WASHINGTON • US President-elect Donald Trump has claimed, without providing evidence, that he would have won the popular vote in the Nov 8 election if "millions" of illegal votes were excluded.
The claim came hours after he criticised an effort to recount votes in three battleground states.
He also claimed the media was not reporting "serious voter fraud" in the Democratic-leaning states of California, New Hampshire and Virginia.
In tweets on Sunday, Mr Trump offered nothing to back up allegations of election wrongdoing - claims that recalled his pre-election mantra of a "rigged" result.
Although Mr Trump beat Mrs Hillary Clinton 306-232 in the state- by-state Electoral College tally, the former secretary of state leads Mr Trump by more than 2.2 million ballots in the popular vote, according to a running tally by the non-partisan Cook Political Report.
"It appears Mr Trump is troubled by the fact that a growing majority of Americans did not vote for him," Mr Alex Padilla, California's secretary of state, tweeted.
"His unsubstantiated allegations of voter fraud in California and elsewhere are absurd. His reckless tweets are inappropriate and unbecoming of a President-elect."
Cook Political Report shows Mrs Clinton with 64.65 million votes in total to Mr Trump's 62.42 million. Third-party and other candidates received 7.19 million votes. In 13 swing states, Mr Trump won 48.4 per cent of the vote to Mrs Clinton's 46.6 per cent.
Earlier on Sunday, Mr Trump criticised recounts proposed for Michigan, Pennsylvania and Wisconsin, spearheaded by Green Party candidate Jill Stein - an effort that Mrs Clinton's campaign on Saturday said it would join.
One person who spoke to Mr Trump over the weekend told the New York Times that the President-elect appeared preoccupied by suggestions that a recount might be started, even as his aides played down any concerns.
Another friend quoted by the newspaper said Mr Trump felt crossed by Mrs Clinton, who he believed had conceded the race and accepted the results.
In seven early-morning tweets, Mr Trump recounted previous comments by Mrs Clinton on the need to accept the results.
"So much time and money will be spent - same result! Sad," Mr Trump concluded.
Last Saturday, he called the Green Party's recount efforts a "scam to fill up their coffers".

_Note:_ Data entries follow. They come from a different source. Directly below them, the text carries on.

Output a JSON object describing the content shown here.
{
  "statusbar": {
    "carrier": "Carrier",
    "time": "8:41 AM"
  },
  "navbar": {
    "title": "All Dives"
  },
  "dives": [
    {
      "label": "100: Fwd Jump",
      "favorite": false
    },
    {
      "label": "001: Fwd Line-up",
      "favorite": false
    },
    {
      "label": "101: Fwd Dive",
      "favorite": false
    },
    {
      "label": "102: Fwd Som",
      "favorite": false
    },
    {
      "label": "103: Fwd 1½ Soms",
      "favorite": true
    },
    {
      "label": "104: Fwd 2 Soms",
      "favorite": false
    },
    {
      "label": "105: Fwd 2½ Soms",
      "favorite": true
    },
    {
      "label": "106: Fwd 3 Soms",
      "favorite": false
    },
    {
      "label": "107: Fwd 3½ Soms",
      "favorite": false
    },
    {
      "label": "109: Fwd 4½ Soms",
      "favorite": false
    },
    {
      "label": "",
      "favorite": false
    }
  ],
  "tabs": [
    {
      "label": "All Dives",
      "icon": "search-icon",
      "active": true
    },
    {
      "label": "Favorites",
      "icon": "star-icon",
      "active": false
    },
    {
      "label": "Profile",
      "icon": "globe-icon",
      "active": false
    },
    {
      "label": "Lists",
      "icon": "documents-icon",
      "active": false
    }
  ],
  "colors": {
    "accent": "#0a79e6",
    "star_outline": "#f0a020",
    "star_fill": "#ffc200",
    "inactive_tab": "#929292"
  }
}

Trump aides on Sunday took to political TV talk shows to cast cold water on the recount efforts.
Mr Reince Priebus, the incoming White House chief of staff, said on Fox News Sunday that the planned recount would serve "only to divide this country when we need to come together".
Mrs Clinton's campaign will participate in the recount "in order to ensure the process proceeds in a manner that is fair to all sides", her campaign lawyer Marc Elias said on Saturday.
He said in a post on the blogging website Medium that he does not expect the action to overturn Mr Trump's election.
Mrs Clinton's campaign had not planned to initiate the recounts on its own because it has not found "any actionable evidence of hacking or outside attempts to alter the voting technology", Mr Elias wrote.
A senior administration official said in a statement that the government did not observe any increased level of malicious cyber activity aimed at disrupting the election and believes the elections were free and fair from a cyber security perspective.